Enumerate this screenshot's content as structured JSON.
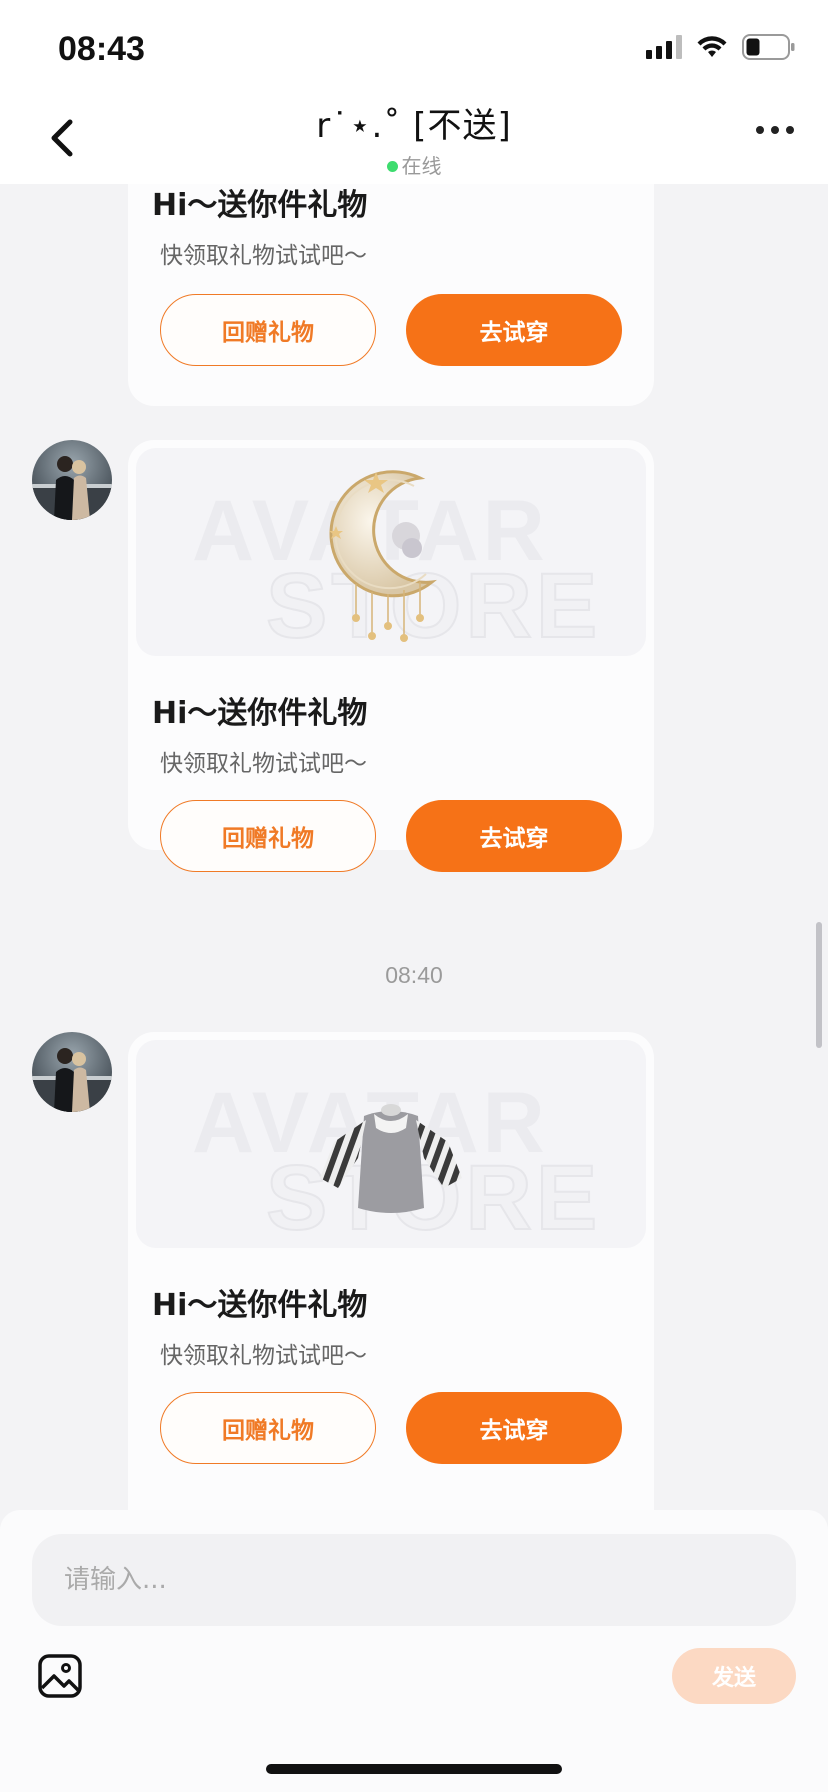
{
  "status_bar": {
    "time": "08:43"
  },
  "header": {
    "title": "r˙⋆.˚ [不送]",
    "online_status": "在线"
  },
  "messages": [
    {
      "title": "Hi～送你件礼物",
      "subtitle": "快领取礼物试试吧～",
      "return_gift_label": "回赠礼物",
      "try_on_label": "去试穿"
    },
    {
      "title": "Hi～送你件礼物",
      "subtitle": "快领取礼物试试吧～",
      "return_gift_label": "回赠礼物",
      "try_on_label": "去试穿",
      "image_watermark": [
        "AVATAR",
        "STORE"
      ],
      "item": "moon-hair-accessory"
    },
    {
      "time": "08:40"
    },
    {
      "title": "Hi～送你件礼物",
      "subtitle": "快领取礼物试试吧～",
      "return_gift_label": "回赠礼物",
      "try_on_label": "去试穿",
      "image_watermark": [
        "AVATAR",
        "STORE"
      ],
      "item": "striped-sleeve-top"
    }
  ],
  "input": {
    "placeholder": "请输入...",
    "send_label": "发送"
  },
  "colors": {
    "accent": "#f67217",
    "send_disabled": "#fcd9c3",
    "online": "#3ddc6e"
  },
  "icons": [
    "back-arrow-icon",
    "more-icon",
    "image-icon",
    "signal-icon",
    "wifi-icon",
    "battery-icon"
  ]
}
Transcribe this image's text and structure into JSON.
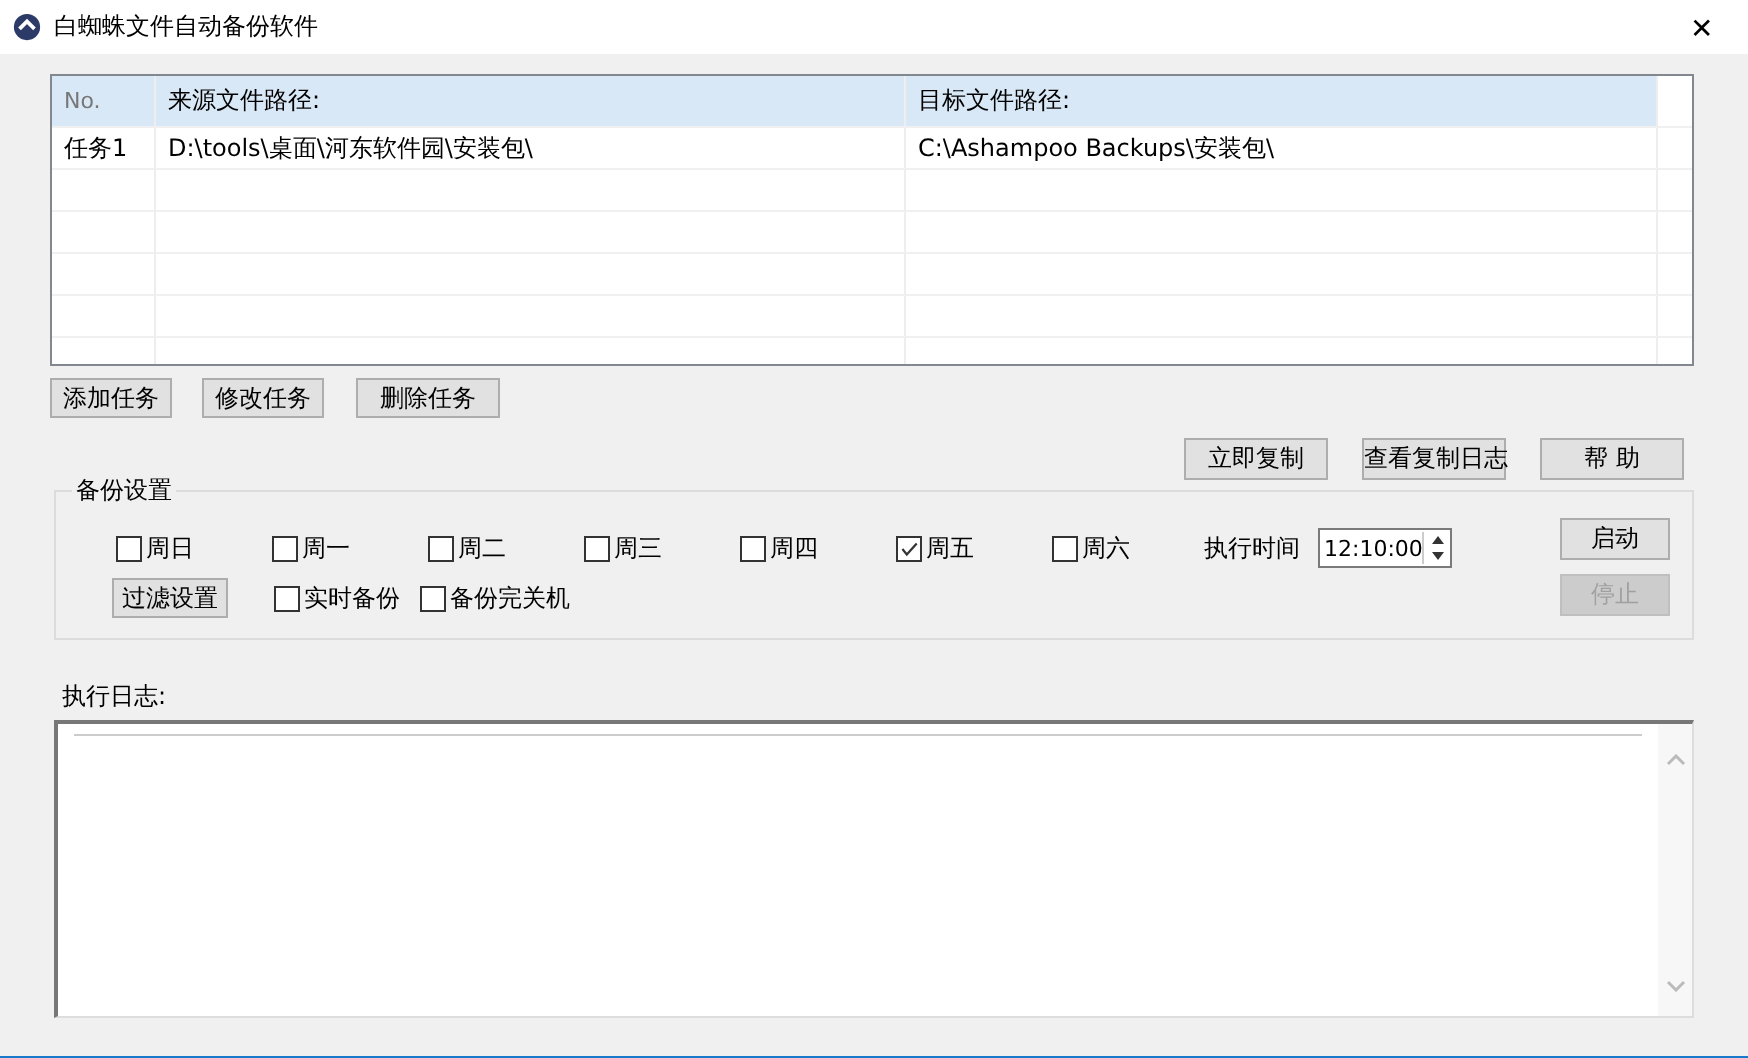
{
  "window": {
    "title": "白蜘蛛文件自动备份软件",
    "close": "✕"
  },
  "table": {
    "columns": [
      "No.",
      "来源文件路径:",
      "目标文件路径:"
    ],
    "rows": [
      {
        "cells": [
          "任务1",
          "D:\\tools\\桌面\\河东软件园\\安装包\\",
          "C:\\Ashampoo Backups\\安装包\\"
        ],
        "selected": false
      }
    ]
  },
  "task_buttons": [
    "添加任务",
    "修改任务",
    "删除任务"
  ],
  "action_buttons": [
    "立即复制",
    "查看复制日志",
    "帮 助"
  ],
  "backup_settings": {
    "legend": "备份设置",
    "days": [
      {
        "label": "周日",
        "checked": false
      },
      {
        "label": "周一",
        "checked": false
      },
      {
        "label": "周二",
        "checked": false
      },
      {
        "label": "周三",
        "checked": false
      },
      {
        "label": "周四",
        "checked": false
      },
      {
        "label": "周五",
        "checked": true
      },
      {
        "label": "周六",
        "checked": false
      }
    ],
    "time_label": "执行时间",
    "time_value": "12:10:00",
    "filter_button": "过滤设置",
    "options": [
      {
        "label": "实时备份",
        "checked": false
      },
      {
        "label": "备份完关机",
        "checked": false
      }
    ],
    "start_button": {
      "label": "启动",
      "disabled": false
    },
    "stop_button": {
      "label": "停止",
      "disabled": true
    }
  },
  "log": {
    "label": "执行日志:"
  }
}
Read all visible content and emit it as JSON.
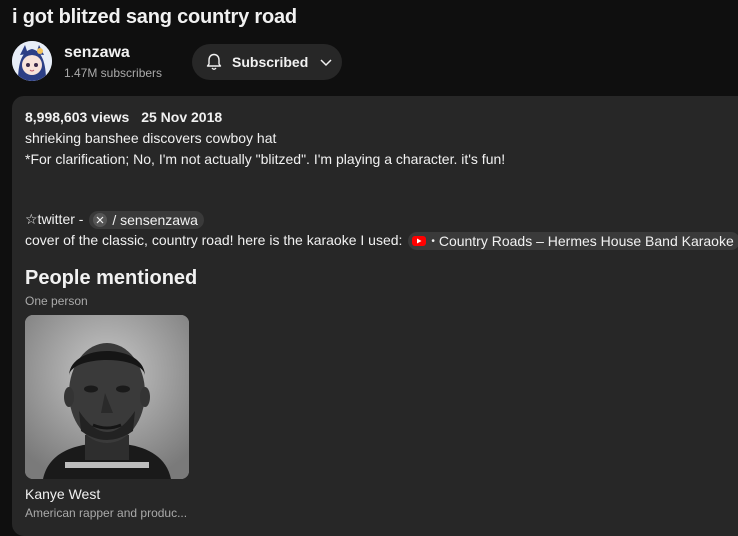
{
  "video": {
    "title": "i got blitzed sang country road"
  },
  "channel": {
    "name": "senzawa",
    "subscribers": "1.47M subscribers",
    "subscribe_label": "Subscribed",
    "bell_icon": "bell-icon",
    "chevron_icon": "chevron-down-icon"
  },
  "description": {
    "views": "8,998,603 views",
    "date": "25 Nov 2018",
    "line1": "shrieking banshee discovers cowboy hat",
    "line2": "*For clarification; No, I'm not actually \"blitzed\". I'm playing a character. it's fun!",
    "twitter_prefix": "☆twitter -",
    "twitter_handle": "/ sensenzawa",
    "cover_text": "cover of the classic, country road! here is the karaoke I used:",
    "karaoke_link": "Country Roads – Hermes House Band Karaoke",
    "karaoke_dot": "•"
  },
  "people": {
    "heading": "People mentioned",
    "count": "One person",
    "items": [
      {
        "name": "Kanye West",
        "desc": "American rapper and produc..."
      }
    ]
  },
  "colors": {
    "background": "#0f0f0f",
    "panel": "#272727",
    "text": "#f1f1f1",
    "secondary": "#aaaaaa",
    "youtube_red": "#ff0000"
  }
}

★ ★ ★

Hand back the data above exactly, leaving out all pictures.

Enumerate this screenshot's content as structured JSON.
{
  "status_bar": {
    "time": "08:43"
  },
  "header": {
    "title": "r˙⋆.˚ [不送]",
    "online_status": "在线"
  },
  "messages": [
    {
      "title": "Hi～送你件礼物",
      "subtitle": "快领取礼物试试吧～",
      "return_gift_label": "回赠礼物",
      "try_on_label": "去试穿"
    },
    {
      "title": "Hi～送你件礼物",
      "subtitle": "快领取礼物试试吧～",
      "return_gift_label": "回赠礼物",
      "try_on_label": "去试穿",
      "image_watermark": [
        "AVATAR",
        "STORE"
      ],
      "item": "moon-hair-accessory"
    },
    {
      "time": "08:40"
    },
    {
      "title": "Hi～送你件礼物",
      "subtitle": "快领取礼物试试吧～",
      "return_gift_label": "回赠礼物",
      "try_on_label": "去试穿",
      "image_watermark": [
        "AVATAR",
        "STORE"
      ],
      "item": "striped-sleeve-top"
    }
  ],
  "input": {
    "placeholder": "请输入...",
    "send_label": "发送"
  },
  "colors": {
    "accent": "#f67217",
    "send_disabled": "#fcd9c3",
    "online": "#3ddc6e"
  },
  "icons": [
    "back-arrow-icon",
    "more-icon",
    "image-icon",
    "signal-icon",
    "wifi-icon",
    "battery-icon"
  ]
}
Transcribe this image's text and structure into JSON.
{
  "window": {
    "title": "白蜘蛛文件自动备份软件",
    "close": "✕"
  },
  "table": {
    "columns": [
      "No.",
      "来源文件路径:",
      "目标文件路径:"
    ],
    "rows": [
      {
        "cells": [
          "任务1",
          "D:\\tools\\桌面\\河东软件园\\安装包\\",
          "C:\\Ashampoo Backups\\安装包\\"
        ],
        "selected": false
      }
    ]
  },
  "task_buttons": [
    "添加任务",
    "修改任务",
    "删除任务"
  ],
  "action_buttons": [
    "立即复制",
    "查看复制日志",
    "帮 助"
  ],
  "backup_settings": {
    "legend": "备份设置",
    "days": [
      {
        "label": "周日",
        "checked": false
      },
      {
        "label": "周一",
        "checked": false
      },
      {
        "label": "周二",
        "checked": false
      },
      {
        "label": "周三",
        "checked": false
      },
      {
        "label": "周四",
        "checked": false
      },
      {
        "label": "周五",
        "checked": true
      },
      {
        "label": "周六",
        "checked": false
      }
    ],
    "time_label": "执行时间",
    "time_value": "12:10:00",
    "filter_button": "过滤设置",
    "options": [
      {
        "label": "实时备份",
        "checked": false
      },
      {
        "label": "备份完关机",
        "checked": false
      }
    ],
    "start_button": {
      "label": "启动",
      "disabled": false
    },
    "stop_button": {
      "label": "停止",
      "disabled": true
    }
  },
  "log": {
    "label": "执行日志:"
  }
}
Read all visible content and emit it as JSON.
{
  "video": {
    "title": "i got blitzed sang country road"
  },
  "channel": {
    "name": "senzawa",
    "subscribers": "1.47M subscribers",
    "subscribe_label": "Subscribed",
    "bell_icon": "bell-icon",
    "chevron_icon": "chevron-down-icon"
  },
  "description": {
    "views": "8,998,603 views",
    "date": "25 Nov 2018",
    "line1": "shrieking banshee discovers cowboy hat",
    "line2": "*For clarification; No, I'm not actually \"blitzed\". I'm playing a character. it's fun!",
    "twitter_prefix": "☆twitter -",
    "twitter_handle": "/ sensenzawa",
    "cover_text": "cover of the classic, country road! here is the karaoke I used:",
    "karaoke_link": "Country Roads – Hermes House Band Karaoke",
    "karaoke_dot": "•"
  },
  "people": {
    "heading": "People mentioned",
    "count": "One person",
    "items": [
      {
        "name": "Kanye West",
        "desc": "American rapper and produc..."
      }
    ]
  },
  "colors": {
    "background": "#0f0f0f",
    "panel": "#272727",
    "text": "#f1f1f1",
    "secondary": "#aaaaaa",
    "youtube_red": "#ff0000"
  }
}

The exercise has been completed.